Maryland Man Sentenced to 40 Years in Prison For Shooting Outside Northeast Washington Shoe Store
Four People Were Hit by Gunfire on Busy Street in Broad Daylight Attack
WASHINGTON – Victor L. Coley, 52, of Upper Marlboro, Md., was sentenced today to a 40-year prison term for a broad daylight shooting that took place outside a shoe store in Northeast Washington, Acting U.S. Attorney Vincent H. Cohen, Jr. announced.
Coley was found guilty in February 2015 of a total of 15 charges, including four counts of assault with intent to kill while armed. The verdict followed a trial in the Superior Court of the District of Columbia. He was sentenced by the Honorable J. Michael Ryan.
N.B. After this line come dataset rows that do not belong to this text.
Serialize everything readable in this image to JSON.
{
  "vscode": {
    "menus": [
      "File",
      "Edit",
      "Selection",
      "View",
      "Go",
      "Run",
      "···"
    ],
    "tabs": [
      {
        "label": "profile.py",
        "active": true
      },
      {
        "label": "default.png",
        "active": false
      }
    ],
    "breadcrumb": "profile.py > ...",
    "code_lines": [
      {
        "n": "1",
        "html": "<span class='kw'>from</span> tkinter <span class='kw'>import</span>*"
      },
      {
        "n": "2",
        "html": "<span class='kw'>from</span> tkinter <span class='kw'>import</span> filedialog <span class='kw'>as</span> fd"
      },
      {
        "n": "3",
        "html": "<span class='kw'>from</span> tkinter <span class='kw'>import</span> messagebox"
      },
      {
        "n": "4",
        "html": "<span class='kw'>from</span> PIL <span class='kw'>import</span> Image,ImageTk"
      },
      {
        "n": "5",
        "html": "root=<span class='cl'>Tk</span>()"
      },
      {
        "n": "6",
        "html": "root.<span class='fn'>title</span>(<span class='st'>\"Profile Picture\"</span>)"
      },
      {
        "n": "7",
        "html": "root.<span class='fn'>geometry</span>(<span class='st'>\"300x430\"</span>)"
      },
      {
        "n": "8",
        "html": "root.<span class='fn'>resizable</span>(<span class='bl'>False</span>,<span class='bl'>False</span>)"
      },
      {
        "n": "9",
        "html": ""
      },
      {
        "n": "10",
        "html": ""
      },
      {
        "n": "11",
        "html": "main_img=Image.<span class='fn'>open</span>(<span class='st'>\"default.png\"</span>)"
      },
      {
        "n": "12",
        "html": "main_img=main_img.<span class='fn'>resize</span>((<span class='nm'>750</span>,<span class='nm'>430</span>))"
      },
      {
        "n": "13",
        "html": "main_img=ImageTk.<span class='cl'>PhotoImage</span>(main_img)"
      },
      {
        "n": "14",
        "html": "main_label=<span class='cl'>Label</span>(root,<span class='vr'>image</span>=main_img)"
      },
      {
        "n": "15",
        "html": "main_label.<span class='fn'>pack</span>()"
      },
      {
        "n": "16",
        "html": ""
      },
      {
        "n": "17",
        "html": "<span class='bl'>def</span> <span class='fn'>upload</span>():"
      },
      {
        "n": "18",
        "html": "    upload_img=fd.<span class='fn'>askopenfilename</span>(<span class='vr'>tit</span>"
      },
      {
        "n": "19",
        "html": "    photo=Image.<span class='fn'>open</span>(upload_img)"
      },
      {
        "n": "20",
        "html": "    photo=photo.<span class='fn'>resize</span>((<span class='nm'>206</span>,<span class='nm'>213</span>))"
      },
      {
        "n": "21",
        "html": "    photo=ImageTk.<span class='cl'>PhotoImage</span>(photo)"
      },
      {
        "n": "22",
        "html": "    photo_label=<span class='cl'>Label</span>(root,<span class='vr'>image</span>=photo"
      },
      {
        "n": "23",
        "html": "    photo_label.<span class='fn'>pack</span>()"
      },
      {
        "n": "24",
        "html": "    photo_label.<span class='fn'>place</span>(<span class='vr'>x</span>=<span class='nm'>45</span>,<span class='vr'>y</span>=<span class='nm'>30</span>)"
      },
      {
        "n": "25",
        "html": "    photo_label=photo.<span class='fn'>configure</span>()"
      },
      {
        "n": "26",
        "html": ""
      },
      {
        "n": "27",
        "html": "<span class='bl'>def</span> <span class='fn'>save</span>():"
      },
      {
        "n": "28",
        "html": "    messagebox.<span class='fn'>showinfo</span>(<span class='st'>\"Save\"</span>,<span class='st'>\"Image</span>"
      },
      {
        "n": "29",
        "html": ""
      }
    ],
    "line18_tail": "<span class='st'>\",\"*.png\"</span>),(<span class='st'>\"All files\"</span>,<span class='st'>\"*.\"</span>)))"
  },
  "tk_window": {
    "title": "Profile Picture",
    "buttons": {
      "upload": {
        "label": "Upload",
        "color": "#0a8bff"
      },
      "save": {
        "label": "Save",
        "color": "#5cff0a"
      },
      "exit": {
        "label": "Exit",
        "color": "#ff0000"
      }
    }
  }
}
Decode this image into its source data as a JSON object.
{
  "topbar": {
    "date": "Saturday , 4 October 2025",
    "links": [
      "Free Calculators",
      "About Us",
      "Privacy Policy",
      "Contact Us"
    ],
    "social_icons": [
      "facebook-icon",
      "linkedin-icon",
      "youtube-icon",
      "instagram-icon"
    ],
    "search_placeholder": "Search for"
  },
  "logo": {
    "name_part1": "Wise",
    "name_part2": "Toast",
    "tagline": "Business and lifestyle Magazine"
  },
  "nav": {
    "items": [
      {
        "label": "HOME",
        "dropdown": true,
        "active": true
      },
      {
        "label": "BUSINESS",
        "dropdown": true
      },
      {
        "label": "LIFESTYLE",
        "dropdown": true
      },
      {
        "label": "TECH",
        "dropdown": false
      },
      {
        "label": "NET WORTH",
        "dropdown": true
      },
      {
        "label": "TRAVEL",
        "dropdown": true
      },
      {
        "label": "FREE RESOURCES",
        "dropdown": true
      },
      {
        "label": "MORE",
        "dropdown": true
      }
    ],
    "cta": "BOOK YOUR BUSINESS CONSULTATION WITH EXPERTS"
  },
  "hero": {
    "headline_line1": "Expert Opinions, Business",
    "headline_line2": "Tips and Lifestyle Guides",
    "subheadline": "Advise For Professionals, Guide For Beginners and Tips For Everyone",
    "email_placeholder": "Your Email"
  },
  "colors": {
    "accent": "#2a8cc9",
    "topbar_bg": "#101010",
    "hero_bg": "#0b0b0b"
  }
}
According to the government’s evidence, the shootings took place at 1:10 p.m. on Nov. 6, 2013 outside the Payless shoe store at the corner of Minnesota Avenue and Clay Place NE. Coley shot one man in the back and another man in the back of the head and then the chest. As the second victim managed to stumble away, Coley fired additional shots, two of which struck innocent bystanders. The man who was shot in the back is paralyzed from the waist down; the other three victims have recovered from their injuries. Dozens of people were outside the shoe store and at a nearby bus stop at the time that the gunfire began.
The investigation revealed that Coley had tried to enlist the intended targets as part of his drug-dealing crew, but they refused. After the shooting, he hid the gun in a house behind the shoe store. Coley was arrested minutes later, while coming out of the house. He has been in custody ever since.
In announcing the sentence, Acting U.S. Attorney Cohen praised the work of the officers and detectives who investigated the case for the Metropolitan Police Department. He also acknowledged the efforts of those who worked on the case from the U.S. Attorney’s Office, including Paralegal Specialists Richard Cheatham and Stephanie Gilbert; Victim/Witness Advocate Diana Lim, Assistant U.S. Attorney Robert Eckert, and former Assistant U.S. Attorney James Smith. Finally, he expressed appreciation for the work of Assistant U.S. Attorneys Jeffrey Nestler and David Misler, who investigated and prosecuted the case.